23. What are the best tortillas you’ve ever had? 

Depends on the kind!

Corn tortillas: Anywhere in Tijuana, you can’t go wrong. Usually, just the grocery store tortillas are good enough or the actual tortilla factories. I don’t have a specific name because you can get a good tortilla almost anywhere in Tijuana.

Flour tortillas: There’s a tortilleria in Rosarito called Tortilleria Autlan that’s really, really good. Also, just the ones at the grocery store in Calimax in the whole state of Baja California, those are really good. And also and a tortilla factory in Mexicali called La Sabrosita, that’s really good as well.

24. 3 favorite GIFs you like to use:

25. “Hahaha” or “jajajaja”? 

Ambos! (Both!) I use both depending on what language I’m speaking with my friends on WhatsApp.

26. The next three questions come to us via your former classmate Steve Fuller (SMBA ‘14): If you could assume ownership of any professional sports team, which team, why, and what are the first changes you would make?

This question could get me in trouble, so I’ll just say any soccer club in Mexico. The first change I would make would be to understand the club’s place in the Mexico and U.S. market and apply the best commercial practices from North American leagues to maximize revenues.

27. If you were a WWE superstar, what would be your name and calling card?

La Roca - “Puedes oler lo que la Roca está cocinando?”

28. Should the University of Utah football team need additional talent next year, how many years of NCAA eligibility do you have remaining?

All four years!

29. What advice do you have for current students or those looking to break into the sports industry? 

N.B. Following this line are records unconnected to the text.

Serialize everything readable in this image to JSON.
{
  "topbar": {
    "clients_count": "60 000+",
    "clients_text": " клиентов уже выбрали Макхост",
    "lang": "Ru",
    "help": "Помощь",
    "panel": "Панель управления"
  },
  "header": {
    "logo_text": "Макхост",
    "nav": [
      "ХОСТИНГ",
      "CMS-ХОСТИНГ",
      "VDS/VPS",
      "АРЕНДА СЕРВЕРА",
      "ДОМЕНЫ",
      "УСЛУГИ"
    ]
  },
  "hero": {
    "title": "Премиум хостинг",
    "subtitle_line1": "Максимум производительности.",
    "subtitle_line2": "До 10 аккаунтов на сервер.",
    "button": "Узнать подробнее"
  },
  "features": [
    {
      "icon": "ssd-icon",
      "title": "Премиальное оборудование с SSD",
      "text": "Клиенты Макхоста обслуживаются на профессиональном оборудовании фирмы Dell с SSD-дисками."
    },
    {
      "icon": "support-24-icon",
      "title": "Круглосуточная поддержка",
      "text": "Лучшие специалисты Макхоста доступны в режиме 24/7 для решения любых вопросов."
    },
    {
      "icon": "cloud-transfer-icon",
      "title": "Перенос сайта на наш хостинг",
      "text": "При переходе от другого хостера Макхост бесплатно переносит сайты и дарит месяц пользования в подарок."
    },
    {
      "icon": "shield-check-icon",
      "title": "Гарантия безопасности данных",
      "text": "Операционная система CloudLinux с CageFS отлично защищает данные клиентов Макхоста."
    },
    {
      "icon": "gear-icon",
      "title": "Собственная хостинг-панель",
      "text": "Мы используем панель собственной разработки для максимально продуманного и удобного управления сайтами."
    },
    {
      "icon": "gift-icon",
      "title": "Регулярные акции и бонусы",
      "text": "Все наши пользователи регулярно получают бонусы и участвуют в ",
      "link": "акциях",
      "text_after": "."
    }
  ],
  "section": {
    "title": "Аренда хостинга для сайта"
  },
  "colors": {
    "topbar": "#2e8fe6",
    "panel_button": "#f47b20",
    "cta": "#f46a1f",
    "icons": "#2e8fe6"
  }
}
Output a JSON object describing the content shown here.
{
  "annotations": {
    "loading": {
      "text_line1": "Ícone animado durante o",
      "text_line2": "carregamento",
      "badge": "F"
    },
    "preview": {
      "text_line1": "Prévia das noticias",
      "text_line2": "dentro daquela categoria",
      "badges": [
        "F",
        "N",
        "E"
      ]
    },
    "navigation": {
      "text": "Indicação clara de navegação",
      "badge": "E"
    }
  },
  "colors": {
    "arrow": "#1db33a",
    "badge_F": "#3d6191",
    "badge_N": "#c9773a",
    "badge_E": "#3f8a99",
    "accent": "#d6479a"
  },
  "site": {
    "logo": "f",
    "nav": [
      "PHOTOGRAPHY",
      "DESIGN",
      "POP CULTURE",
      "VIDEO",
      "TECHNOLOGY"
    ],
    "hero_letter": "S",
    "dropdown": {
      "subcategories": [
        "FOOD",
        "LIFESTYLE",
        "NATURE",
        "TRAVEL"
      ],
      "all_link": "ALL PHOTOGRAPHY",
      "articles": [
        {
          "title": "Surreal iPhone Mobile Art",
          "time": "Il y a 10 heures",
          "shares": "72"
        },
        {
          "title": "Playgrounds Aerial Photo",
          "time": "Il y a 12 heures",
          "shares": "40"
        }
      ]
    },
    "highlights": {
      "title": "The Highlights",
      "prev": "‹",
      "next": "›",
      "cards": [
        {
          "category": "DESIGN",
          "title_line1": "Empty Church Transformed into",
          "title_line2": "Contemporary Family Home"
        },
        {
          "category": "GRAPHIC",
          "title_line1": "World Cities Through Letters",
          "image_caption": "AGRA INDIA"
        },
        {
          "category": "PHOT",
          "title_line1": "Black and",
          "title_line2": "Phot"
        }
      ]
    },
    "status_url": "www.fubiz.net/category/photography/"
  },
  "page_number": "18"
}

Be realistic with expectations coming out of school. A lot of folks that want to get in the industry have the dream of working in a front office at the GM level, etc, or a six-figure salary. You can get there, but unless you’re Theo Epstein, it will take time. Most end up working entry-level roles (even after a Masters) and burn out after a year or two of selling tickets or corporate sponsorships. Create a 5 and 10-year plan and set measurable goals for your career in the industry. Having a “respect the process” mentality will go a long way.

30. How can students or prospective students find you online?

Categorized As